An officer of Cobb County, Georgia, referred to shooting black people to a woman driver at a traffic stop. In this photo, demonstrators march through the streets protesting the Oct. 8, 2014, killing of 18-year-old Vonderrit Myers Jr. by an off duty St. Louis police officer in St Louis, Missouri, Oct. 9, 2014. Getty Images/ Scott Olson

A dashcam footage from 2016, which shows an officer of Cobb County, Georgia, making racist comments to a driver who had been pulled over at a traffic stop, has led the department to start an internal investigation on Friday.

The footage, acquired by Channel 2 Action News, after they submitted an open-records request, shows a woman driver being stopped by Lt. Greg Abbott at a traffic stop to check if she was driving under the influence.

The driver admits she is terrified of moving her hands from the steering wheel because she does not want to get shot.

“No no, I’ve just seen way too many videos of cops…” the woman is heard saying before Abbott cuts her off with an inappropriate reply.

“But you’re not black.
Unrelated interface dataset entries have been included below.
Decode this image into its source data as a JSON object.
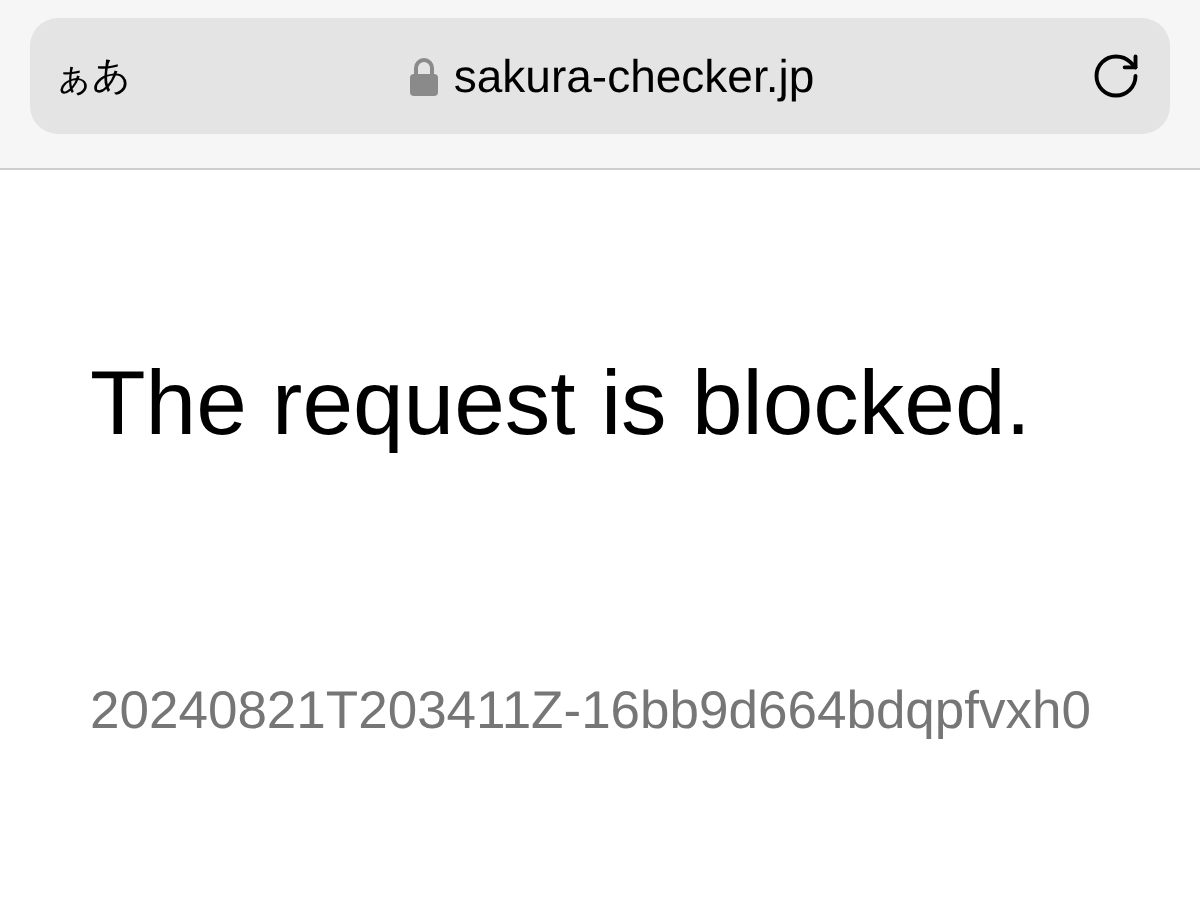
{
  "address_bar": {
    "text_size_button": "ぁあ",
    "secure": true,
    "url": "sakura-checker.jp"
  },
  "page": {
    "heading": "The request is blocked.",
    "request_id": "20240821T203411Z-16bb9d664bdqpfvxh0"
  }
}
Remember, we only shoot black people,” Abbott said. “Yeah. We only kill black people, right? All the videos you’ve seen, have you seen the black people get killed?”

The footage prompted the department to initiate legal action against Abbott, who has been placed on administrative duties in the meantime. According to the department, Abbott has had a clean record of service so far and did not have a history of racial bias complaints.
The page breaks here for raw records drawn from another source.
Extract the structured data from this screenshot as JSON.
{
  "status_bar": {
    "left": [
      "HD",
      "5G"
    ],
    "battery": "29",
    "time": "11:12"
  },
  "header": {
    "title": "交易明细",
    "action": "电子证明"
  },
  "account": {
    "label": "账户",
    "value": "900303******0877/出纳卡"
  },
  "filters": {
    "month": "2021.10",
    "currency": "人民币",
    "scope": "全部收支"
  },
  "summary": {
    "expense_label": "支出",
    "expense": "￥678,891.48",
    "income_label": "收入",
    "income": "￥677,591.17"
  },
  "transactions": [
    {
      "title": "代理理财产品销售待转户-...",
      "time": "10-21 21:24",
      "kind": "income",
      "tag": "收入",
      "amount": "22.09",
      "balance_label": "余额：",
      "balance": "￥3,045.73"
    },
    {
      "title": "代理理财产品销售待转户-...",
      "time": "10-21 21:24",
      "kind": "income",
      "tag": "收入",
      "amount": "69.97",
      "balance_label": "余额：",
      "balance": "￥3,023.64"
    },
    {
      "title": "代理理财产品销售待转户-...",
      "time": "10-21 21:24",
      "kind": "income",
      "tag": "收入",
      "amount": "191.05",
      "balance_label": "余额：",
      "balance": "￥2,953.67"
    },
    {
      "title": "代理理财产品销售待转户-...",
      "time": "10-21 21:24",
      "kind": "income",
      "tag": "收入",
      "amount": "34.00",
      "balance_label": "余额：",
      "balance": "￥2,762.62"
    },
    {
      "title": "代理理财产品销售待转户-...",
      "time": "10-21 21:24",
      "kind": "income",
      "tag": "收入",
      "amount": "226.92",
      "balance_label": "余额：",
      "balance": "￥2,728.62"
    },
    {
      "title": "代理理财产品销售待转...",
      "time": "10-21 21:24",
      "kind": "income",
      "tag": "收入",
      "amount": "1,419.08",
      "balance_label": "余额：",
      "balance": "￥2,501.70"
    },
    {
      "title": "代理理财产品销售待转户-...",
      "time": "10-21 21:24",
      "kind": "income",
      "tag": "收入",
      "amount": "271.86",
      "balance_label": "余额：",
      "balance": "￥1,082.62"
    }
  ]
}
Lance LoRusso, Abbott’s attorney, said in a statement that the context in which the words were spoken have to be taken into consideration before a decision is made in his client’s case.

“Lt. Greg Abbott is a highly respected 28-year veteran of the Cobb County Police Department,” LoRusso said, according to Channel 2 Action News. “He is cooperating with the department's internal investigation and will continue to do so. His comments must be observed in their totality to understand their context. He was attempting to de-escalate a situation involving an uncooperative passenger. In context, his comments were clearly aimed at attempting to gain compliance by using the passenger’s own statements and reasoning to avoid making an arrest.”

However, Chief of Cobb Police Mike Register told Channel 2 Action News that the words spoken by Abbott were equally abhorrent, regardless of the context. “No matter what context it was said, it shouldn’t have been said,” Register said. “We are going to keep going forward to make sure we, as a police department, service the community in a most professional way. All segments of the community.”

Suri Chadha Jimenez, the lawyer who is representing the female driver, also echoed Register’s sentiments. “It makes you cringe when you hear it. It’s unacceptable,” Jimenez said.

The incident happened a while before the International Association of Chiefs of Police ordered the department to look into public opinion of racist and discriminatory policing.

According to a report by the Washington Post, 492 people were shot and killed by the police in the first six months of 2017 and nearly a quarter of the victims have been African-Americans. However, the number of black people getting killed at the hands of the police has reduced slightly from last year. While 34 percent of the total number of victims of police shootings in the first half of 2016 was African-Americans, this year, the percentage has decreased to 26 percent.